| Your objective |
Using the data below, return every line that holds the word "glyph".

| Source data |
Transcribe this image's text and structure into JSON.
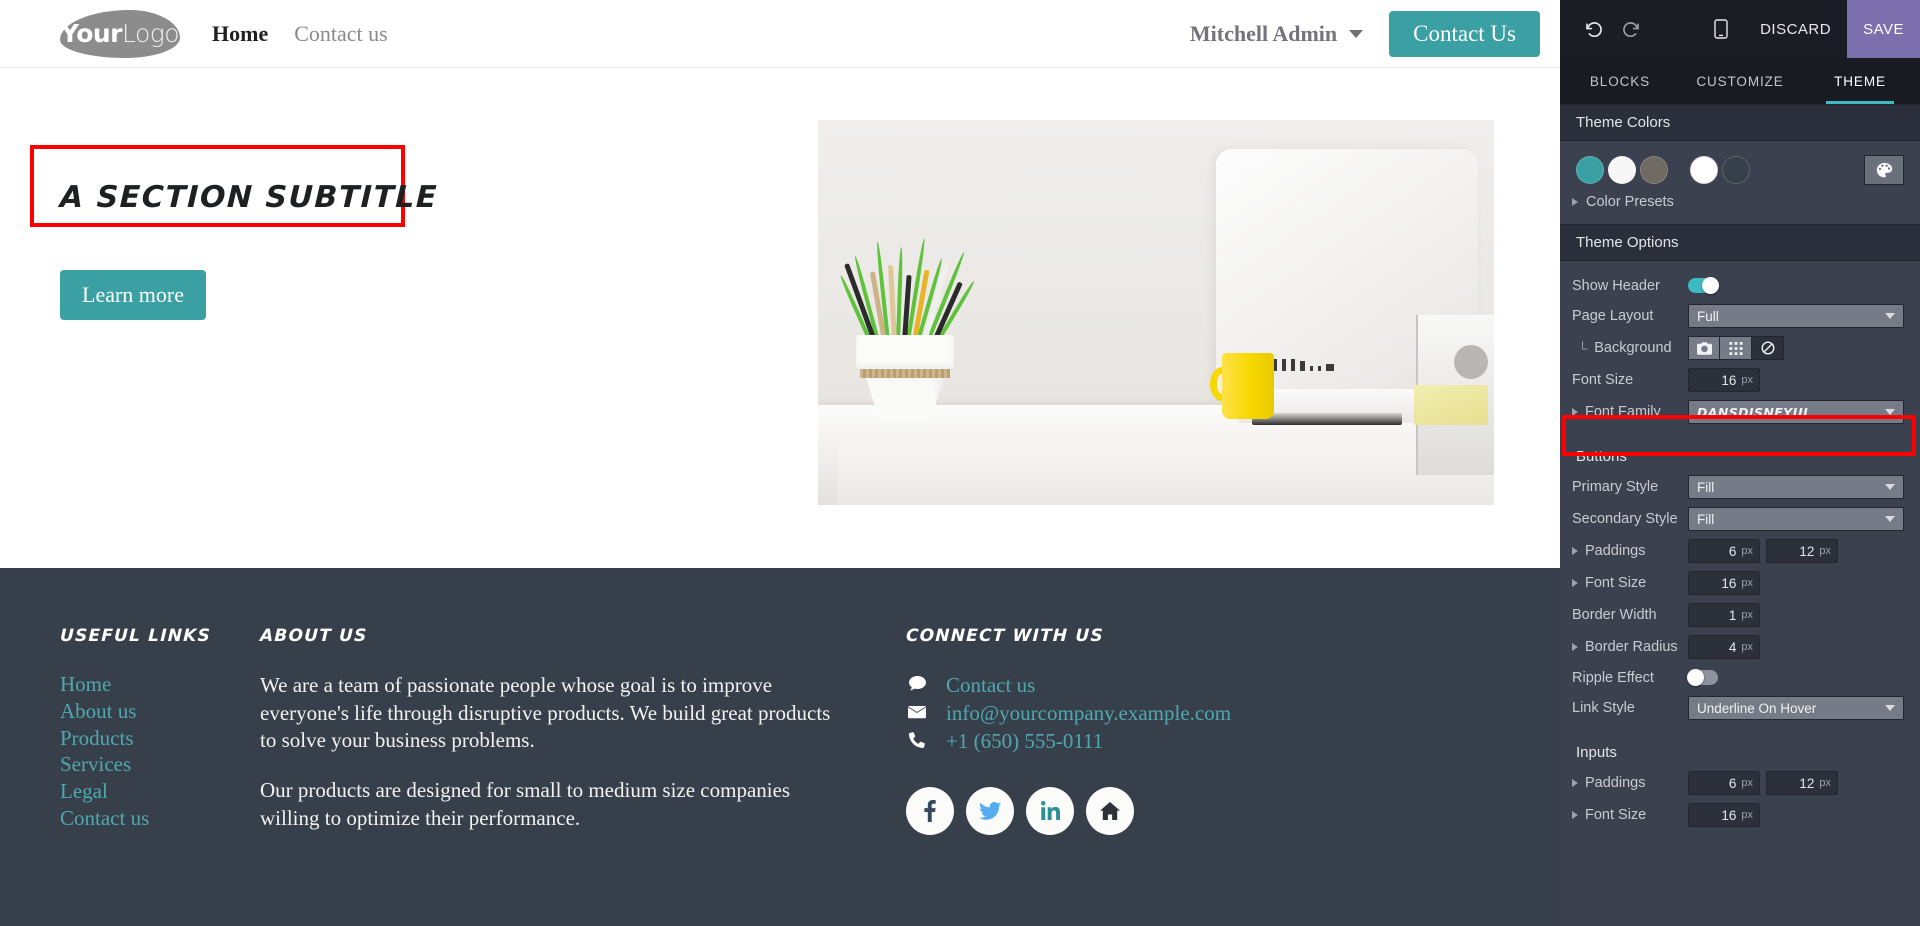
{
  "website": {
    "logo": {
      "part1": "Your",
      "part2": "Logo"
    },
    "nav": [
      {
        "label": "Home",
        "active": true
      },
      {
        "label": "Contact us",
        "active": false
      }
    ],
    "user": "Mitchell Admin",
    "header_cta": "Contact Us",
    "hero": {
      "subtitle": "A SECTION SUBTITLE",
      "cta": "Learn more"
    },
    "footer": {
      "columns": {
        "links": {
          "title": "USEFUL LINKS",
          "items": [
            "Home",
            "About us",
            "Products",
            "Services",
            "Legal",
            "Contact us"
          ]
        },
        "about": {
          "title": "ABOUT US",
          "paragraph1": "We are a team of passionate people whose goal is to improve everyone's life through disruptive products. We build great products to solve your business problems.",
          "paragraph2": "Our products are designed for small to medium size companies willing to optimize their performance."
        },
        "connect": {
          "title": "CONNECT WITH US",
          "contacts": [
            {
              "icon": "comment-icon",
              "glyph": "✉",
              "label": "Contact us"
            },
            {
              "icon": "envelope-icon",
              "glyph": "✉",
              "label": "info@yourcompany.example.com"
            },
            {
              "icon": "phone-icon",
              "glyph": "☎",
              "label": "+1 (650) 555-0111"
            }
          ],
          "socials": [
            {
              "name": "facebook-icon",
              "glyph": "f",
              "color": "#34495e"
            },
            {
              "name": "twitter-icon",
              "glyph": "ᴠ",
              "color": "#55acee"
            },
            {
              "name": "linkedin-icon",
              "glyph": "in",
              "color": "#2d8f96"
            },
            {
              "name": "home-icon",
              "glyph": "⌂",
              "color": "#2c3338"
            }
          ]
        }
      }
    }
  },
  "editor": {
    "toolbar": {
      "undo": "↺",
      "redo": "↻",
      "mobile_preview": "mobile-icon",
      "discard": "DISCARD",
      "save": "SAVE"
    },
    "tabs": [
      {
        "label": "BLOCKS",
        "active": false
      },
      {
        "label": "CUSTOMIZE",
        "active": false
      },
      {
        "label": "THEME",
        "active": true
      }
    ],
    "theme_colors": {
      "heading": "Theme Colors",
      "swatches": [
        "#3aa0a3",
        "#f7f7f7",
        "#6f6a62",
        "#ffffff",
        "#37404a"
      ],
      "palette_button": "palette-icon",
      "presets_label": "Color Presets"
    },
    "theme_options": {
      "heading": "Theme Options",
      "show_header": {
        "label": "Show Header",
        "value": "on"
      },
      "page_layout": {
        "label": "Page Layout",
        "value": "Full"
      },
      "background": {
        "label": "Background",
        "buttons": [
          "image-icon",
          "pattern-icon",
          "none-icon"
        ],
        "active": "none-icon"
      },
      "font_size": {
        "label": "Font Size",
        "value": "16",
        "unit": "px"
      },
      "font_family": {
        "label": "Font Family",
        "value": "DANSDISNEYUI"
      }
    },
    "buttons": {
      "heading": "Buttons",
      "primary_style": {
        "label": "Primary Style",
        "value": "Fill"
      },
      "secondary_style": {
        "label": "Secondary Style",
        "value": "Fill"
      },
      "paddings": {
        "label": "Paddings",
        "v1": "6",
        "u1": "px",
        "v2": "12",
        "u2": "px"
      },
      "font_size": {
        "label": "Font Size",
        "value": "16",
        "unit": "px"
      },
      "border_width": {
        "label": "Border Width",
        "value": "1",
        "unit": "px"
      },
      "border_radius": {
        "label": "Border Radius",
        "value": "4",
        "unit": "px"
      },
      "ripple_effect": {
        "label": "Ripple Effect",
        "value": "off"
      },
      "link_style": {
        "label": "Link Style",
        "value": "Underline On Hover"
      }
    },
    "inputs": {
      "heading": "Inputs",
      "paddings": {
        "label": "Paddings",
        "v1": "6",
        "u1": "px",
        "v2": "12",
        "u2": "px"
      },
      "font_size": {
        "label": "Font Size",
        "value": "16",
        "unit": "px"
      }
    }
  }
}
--
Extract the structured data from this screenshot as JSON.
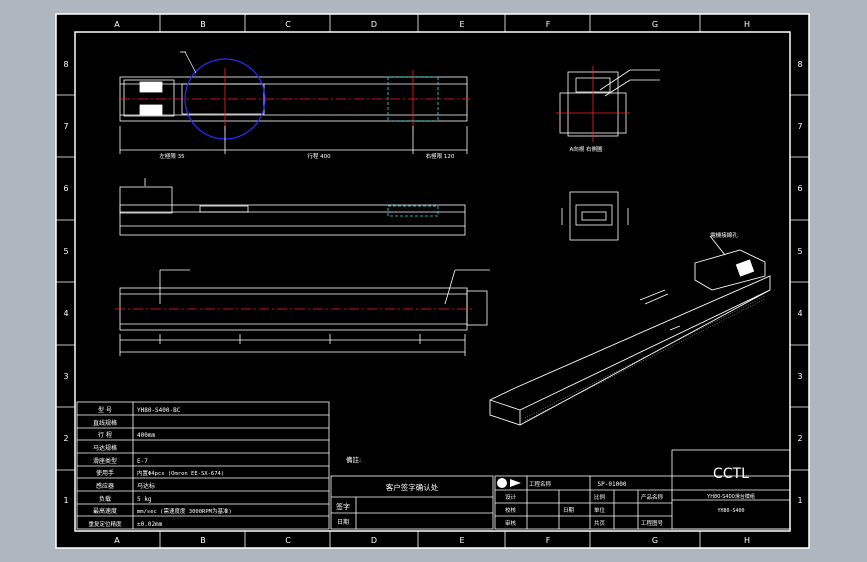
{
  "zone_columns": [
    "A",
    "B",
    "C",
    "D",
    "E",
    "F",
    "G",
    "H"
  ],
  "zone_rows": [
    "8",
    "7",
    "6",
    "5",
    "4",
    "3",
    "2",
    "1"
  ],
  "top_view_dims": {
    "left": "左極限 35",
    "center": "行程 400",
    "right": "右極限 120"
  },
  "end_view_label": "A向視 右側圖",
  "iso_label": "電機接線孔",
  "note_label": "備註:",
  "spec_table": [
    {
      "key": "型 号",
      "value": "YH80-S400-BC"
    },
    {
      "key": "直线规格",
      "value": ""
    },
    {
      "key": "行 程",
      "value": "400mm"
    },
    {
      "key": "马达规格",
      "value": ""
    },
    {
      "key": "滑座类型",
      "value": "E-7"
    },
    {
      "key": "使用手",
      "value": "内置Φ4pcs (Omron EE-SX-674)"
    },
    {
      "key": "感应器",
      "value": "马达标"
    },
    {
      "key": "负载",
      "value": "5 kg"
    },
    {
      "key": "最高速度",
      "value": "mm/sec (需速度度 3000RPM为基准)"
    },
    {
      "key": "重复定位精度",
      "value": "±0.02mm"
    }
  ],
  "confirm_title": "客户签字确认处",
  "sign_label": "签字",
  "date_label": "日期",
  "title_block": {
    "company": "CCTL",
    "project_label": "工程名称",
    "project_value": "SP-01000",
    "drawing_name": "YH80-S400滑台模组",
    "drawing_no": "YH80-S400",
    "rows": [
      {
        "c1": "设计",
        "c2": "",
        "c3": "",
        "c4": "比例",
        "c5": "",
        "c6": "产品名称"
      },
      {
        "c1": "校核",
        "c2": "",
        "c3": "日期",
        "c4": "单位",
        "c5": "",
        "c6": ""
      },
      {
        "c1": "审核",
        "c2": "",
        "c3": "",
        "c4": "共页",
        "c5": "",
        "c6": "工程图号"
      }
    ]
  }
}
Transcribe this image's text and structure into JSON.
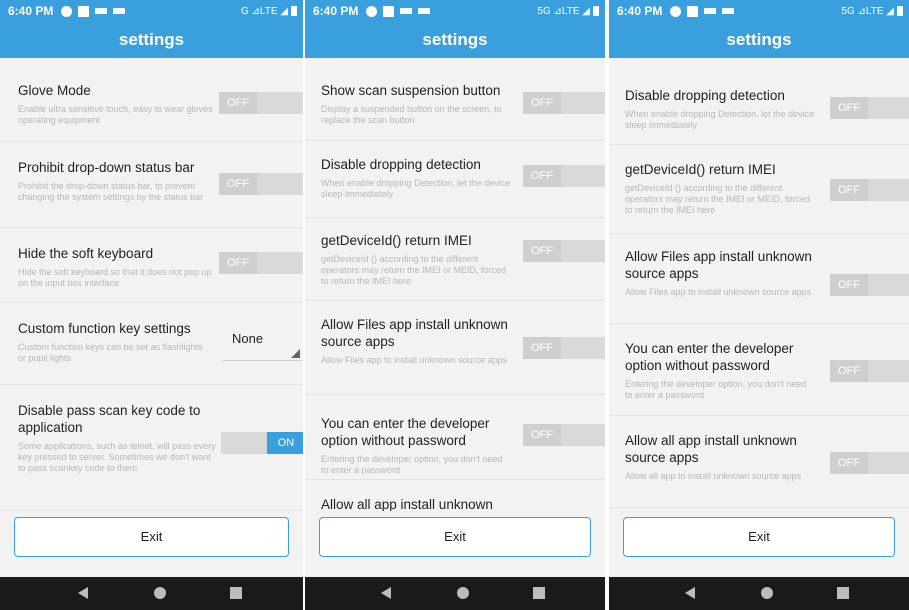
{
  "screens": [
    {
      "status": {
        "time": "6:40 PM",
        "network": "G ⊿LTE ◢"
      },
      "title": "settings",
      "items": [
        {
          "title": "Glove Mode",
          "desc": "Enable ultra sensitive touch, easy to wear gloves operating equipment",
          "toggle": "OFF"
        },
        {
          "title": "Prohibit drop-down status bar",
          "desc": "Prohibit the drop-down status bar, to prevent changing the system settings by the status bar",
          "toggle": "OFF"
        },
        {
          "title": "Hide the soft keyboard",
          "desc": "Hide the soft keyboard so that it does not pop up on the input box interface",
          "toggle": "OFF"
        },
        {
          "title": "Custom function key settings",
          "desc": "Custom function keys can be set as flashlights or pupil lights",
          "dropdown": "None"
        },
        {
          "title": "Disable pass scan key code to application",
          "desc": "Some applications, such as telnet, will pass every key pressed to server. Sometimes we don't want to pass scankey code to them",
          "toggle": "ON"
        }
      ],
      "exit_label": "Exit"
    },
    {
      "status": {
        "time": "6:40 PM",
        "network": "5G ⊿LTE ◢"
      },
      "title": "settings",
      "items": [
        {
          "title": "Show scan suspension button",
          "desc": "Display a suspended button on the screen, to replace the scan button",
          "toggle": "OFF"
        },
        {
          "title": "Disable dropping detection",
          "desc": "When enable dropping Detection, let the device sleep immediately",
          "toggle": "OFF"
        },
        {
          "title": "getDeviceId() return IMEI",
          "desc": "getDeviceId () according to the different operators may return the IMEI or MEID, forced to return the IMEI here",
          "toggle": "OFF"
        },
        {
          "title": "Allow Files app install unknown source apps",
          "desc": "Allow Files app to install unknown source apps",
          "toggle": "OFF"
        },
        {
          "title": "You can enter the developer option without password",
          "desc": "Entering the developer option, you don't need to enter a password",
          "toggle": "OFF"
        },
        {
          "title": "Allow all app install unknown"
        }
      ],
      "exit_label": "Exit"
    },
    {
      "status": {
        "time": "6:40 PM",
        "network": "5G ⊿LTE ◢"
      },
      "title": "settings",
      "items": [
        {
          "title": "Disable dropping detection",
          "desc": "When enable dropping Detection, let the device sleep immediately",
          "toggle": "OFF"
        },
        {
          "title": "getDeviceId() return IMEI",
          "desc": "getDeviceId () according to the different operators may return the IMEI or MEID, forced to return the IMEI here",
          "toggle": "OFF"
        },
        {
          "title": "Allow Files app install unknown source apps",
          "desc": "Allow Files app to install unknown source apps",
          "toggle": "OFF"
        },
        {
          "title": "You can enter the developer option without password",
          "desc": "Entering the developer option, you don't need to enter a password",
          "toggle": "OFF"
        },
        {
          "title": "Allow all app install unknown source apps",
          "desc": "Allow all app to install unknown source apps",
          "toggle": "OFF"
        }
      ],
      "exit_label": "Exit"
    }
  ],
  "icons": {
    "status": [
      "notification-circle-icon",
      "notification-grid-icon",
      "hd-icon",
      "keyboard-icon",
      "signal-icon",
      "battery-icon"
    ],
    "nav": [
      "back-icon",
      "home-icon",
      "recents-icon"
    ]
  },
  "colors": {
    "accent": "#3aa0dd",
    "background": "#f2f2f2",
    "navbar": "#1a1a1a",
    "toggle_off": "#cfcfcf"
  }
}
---
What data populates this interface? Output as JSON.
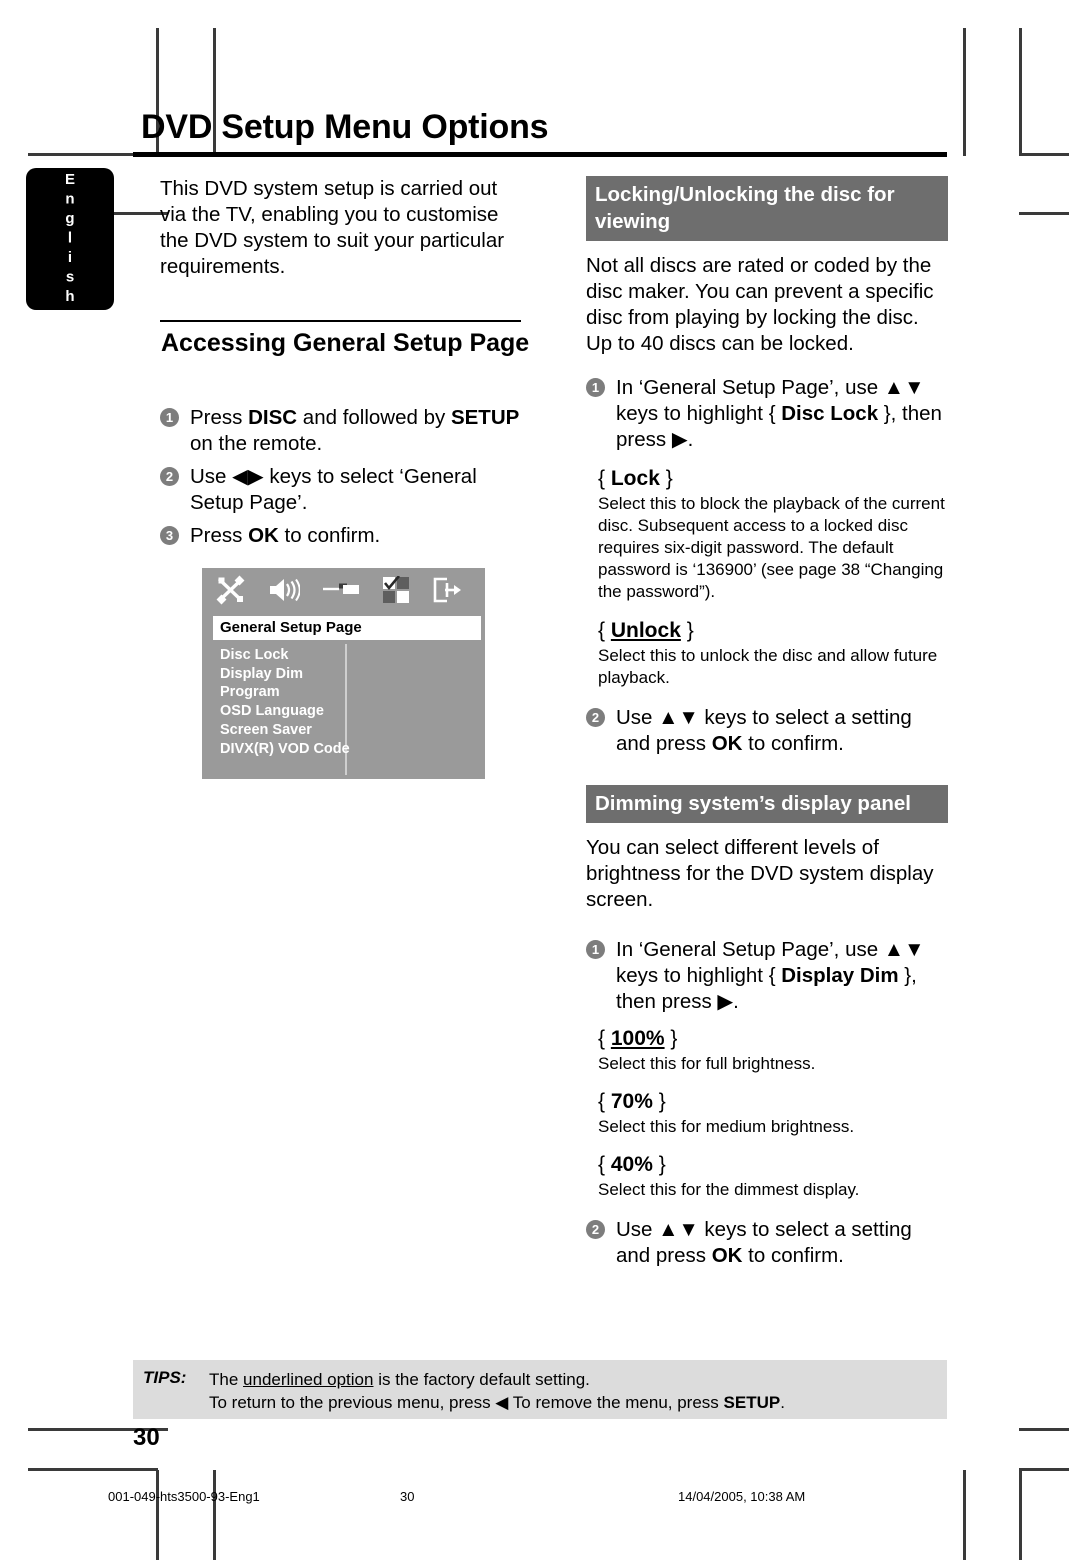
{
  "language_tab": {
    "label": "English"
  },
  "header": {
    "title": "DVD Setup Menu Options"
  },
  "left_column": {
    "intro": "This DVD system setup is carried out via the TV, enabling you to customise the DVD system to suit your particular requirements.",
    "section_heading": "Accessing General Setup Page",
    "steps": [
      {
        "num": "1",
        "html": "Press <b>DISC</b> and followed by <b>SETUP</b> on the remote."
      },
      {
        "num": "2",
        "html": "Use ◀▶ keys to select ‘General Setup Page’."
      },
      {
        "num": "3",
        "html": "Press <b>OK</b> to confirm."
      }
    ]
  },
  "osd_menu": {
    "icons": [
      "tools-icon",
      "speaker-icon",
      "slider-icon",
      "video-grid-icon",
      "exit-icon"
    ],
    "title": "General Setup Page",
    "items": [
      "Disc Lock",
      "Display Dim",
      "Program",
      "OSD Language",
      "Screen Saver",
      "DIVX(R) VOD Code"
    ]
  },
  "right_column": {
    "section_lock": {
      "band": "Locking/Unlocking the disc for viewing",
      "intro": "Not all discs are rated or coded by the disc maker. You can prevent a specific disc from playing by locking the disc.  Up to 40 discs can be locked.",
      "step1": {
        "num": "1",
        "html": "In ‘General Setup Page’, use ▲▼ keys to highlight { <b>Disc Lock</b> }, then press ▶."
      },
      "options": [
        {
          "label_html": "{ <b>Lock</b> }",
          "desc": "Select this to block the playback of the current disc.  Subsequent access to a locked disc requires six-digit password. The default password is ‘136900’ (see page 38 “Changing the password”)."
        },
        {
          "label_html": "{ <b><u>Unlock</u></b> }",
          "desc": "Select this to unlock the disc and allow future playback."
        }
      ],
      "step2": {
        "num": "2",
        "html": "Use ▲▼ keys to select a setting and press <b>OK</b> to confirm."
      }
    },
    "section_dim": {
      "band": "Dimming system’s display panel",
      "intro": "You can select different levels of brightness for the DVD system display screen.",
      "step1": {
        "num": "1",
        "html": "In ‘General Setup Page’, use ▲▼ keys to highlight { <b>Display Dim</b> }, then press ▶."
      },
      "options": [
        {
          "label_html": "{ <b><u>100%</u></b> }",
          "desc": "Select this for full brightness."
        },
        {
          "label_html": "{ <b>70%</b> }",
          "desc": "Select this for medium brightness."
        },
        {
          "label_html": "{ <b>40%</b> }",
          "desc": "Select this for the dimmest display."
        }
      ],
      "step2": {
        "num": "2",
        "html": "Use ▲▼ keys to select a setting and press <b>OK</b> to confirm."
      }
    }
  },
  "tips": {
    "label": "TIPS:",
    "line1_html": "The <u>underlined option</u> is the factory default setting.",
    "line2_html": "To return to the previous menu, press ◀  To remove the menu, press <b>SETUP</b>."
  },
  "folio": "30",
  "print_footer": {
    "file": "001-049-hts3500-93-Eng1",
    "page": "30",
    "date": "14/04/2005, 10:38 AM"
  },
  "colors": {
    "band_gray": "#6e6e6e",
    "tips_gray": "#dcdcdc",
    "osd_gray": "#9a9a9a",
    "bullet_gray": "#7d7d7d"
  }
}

| Answer for this exercise |
              "glyph": "✉",
              "glyph": "✉",
              "glyph": "☎",
              "glyph": "f",
              "glyph": "ᴠ",
              "glyph": "in",
              "glyph": "⌂",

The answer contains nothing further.